Task goal
Could you filter the records below and return each line that holds "Wild"?

Input material
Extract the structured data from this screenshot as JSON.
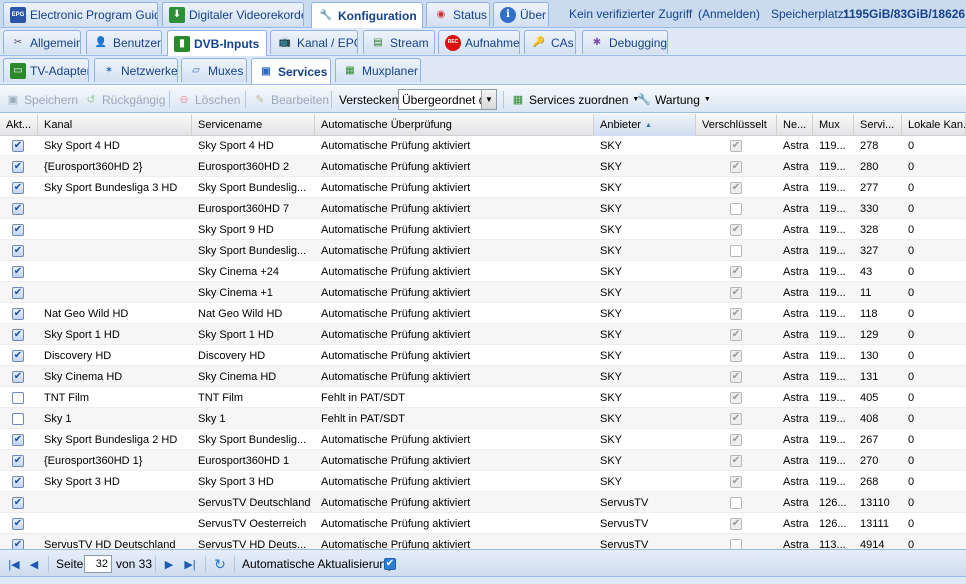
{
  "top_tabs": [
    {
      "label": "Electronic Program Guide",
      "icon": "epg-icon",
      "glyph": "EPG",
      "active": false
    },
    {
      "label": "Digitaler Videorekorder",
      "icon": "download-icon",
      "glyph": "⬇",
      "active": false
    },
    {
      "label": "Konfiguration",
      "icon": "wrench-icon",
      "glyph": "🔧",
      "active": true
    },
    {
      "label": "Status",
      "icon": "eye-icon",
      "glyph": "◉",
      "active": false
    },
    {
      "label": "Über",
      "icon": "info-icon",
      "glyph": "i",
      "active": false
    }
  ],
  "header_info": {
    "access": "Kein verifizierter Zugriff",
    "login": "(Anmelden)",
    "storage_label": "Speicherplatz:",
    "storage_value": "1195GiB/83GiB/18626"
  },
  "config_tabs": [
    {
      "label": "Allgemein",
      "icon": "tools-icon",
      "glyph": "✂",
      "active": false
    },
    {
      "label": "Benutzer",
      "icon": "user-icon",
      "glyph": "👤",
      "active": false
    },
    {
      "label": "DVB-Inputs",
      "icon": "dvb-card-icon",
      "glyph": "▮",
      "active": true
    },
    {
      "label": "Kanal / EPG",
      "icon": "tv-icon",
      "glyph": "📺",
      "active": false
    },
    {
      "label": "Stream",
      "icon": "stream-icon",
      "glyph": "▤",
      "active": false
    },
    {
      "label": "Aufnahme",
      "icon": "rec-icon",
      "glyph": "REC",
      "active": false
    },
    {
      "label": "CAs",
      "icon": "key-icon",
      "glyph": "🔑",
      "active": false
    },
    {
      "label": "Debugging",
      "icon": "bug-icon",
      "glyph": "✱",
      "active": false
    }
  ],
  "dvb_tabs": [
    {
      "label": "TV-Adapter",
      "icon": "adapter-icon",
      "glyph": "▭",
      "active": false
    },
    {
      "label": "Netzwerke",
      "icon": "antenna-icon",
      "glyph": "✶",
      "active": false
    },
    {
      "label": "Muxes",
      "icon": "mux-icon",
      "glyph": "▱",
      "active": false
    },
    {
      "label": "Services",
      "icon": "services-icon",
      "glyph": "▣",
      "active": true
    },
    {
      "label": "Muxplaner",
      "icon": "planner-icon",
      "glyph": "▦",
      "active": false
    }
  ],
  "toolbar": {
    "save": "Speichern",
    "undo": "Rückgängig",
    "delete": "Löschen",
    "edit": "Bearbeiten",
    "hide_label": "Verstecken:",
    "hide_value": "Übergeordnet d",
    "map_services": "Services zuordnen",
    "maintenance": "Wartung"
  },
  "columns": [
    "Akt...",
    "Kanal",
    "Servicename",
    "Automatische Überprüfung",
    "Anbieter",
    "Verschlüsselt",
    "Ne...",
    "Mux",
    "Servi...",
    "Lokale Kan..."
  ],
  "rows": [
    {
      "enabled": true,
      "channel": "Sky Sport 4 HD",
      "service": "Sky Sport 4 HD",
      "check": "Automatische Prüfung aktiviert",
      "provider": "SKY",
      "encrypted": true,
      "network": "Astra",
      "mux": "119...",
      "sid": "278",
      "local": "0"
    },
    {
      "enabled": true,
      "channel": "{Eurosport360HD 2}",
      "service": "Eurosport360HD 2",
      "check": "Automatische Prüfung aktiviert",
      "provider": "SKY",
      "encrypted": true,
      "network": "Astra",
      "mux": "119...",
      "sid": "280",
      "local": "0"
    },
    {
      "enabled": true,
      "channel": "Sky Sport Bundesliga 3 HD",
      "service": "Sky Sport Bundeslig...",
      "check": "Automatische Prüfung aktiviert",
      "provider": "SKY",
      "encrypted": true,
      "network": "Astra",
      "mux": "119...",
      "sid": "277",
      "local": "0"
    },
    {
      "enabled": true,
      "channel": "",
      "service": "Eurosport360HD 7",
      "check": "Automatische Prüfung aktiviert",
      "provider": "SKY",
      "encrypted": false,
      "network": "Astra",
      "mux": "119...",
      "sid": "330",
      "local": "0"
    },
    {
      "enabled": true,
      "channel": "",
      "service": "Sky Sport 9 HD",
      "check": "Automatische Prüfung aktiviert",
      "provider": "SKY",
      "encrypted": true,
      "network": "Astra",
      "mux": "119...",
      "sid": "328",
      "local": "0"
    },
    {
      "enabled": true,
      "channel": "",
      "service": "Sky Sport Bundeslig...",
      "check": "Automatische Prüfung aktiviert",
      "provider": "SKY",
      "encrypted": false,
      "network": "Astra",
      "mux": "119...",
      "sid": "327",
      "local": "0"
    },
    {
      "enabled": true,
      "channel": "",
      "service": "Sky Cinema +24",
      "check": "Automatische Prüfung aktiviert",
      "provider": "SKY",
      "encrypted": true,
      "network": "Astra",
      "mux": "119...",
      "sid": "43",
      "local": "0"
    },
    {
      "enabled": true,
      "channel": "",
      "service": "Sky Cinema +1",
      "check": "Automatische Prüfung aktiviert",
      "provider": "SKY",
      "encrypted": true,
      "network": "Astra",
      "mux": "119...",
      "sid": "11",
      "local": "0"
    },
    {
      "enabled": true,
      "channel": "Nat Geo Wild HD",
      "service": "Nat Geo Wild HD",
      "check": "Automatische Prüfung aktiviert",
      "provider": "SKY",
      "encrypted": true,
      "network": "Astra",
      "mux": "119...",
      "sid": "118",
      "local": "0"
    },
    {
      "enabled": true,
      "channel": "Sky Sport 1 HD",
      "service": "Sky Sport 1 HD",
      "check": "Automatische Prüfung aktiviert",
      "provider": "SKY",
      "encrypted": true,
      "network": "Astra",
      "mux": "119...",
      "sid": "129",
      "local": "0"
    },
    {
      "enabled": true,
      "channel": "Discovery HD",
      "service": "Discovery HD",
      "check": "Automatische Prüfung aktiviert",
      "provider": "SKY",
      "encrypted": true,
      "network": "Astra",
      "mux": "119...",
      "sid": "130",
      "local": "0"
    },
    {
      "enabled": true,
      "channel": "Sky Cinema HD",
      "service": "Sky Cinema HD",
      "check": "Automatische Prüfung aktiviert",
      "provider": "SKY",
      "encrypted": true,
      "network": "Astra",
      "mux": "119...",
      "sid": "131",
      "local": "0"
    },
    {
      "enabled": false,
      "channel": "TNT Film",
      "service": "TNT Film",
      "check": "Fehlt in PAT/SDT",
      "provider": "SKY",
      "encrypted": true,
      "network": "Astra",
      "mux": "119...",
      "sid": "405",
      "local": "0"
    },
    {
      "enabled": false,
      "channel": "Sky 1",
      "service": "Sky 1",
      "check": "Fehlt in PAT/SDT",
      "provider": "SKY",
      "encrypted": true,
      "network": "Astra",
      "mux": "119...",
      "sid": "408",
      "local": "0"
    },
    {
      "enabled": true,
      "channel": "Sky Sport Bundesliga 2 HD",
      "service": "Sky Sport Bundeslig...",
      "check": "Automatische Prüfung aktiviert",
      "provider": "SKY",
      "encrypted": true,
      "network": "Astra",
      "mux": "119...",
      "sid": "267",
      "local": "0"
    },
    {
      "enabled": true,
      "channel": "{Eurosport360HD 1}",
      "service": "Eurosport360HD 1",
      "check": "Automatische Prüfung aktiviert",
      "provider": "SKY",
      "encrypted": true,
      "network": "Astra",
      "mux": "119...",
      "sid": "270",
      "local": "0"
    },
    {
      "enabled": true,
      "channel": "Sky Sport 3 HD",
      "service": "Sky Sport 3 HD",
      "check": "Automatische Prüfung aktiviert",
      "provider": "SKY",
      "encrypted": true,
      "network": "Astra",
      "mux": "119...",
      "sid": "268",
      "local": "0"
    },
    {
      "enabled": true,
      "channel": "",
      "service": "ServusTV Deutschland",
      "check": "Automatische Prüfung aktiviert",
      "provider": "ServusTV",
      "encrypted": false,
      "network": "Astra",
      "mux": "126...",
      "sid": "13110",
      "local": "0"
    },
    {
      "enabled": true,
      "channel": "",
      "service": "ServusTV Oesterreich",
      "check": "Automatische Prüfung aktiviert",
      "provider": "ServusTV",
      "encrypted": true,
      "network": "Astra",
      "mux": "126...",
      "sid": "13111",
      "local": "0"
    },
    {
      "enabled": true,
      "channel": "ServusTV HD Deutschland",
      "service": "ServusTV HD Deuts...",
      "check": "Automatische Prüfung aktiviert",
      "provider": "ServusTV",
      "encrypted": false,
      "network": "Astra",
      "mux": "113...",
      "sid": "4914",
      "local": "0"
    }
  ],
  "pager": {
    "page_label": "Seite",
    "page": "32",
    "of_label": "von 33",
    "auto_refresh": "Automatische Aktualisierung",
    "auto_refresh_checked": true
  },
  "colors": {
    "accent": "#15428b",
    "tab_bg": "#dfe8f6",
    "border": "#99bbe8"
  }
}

Result below
      "channel": "Nat Geo Wild HD",
      "service": "Nat Geo Wild HD",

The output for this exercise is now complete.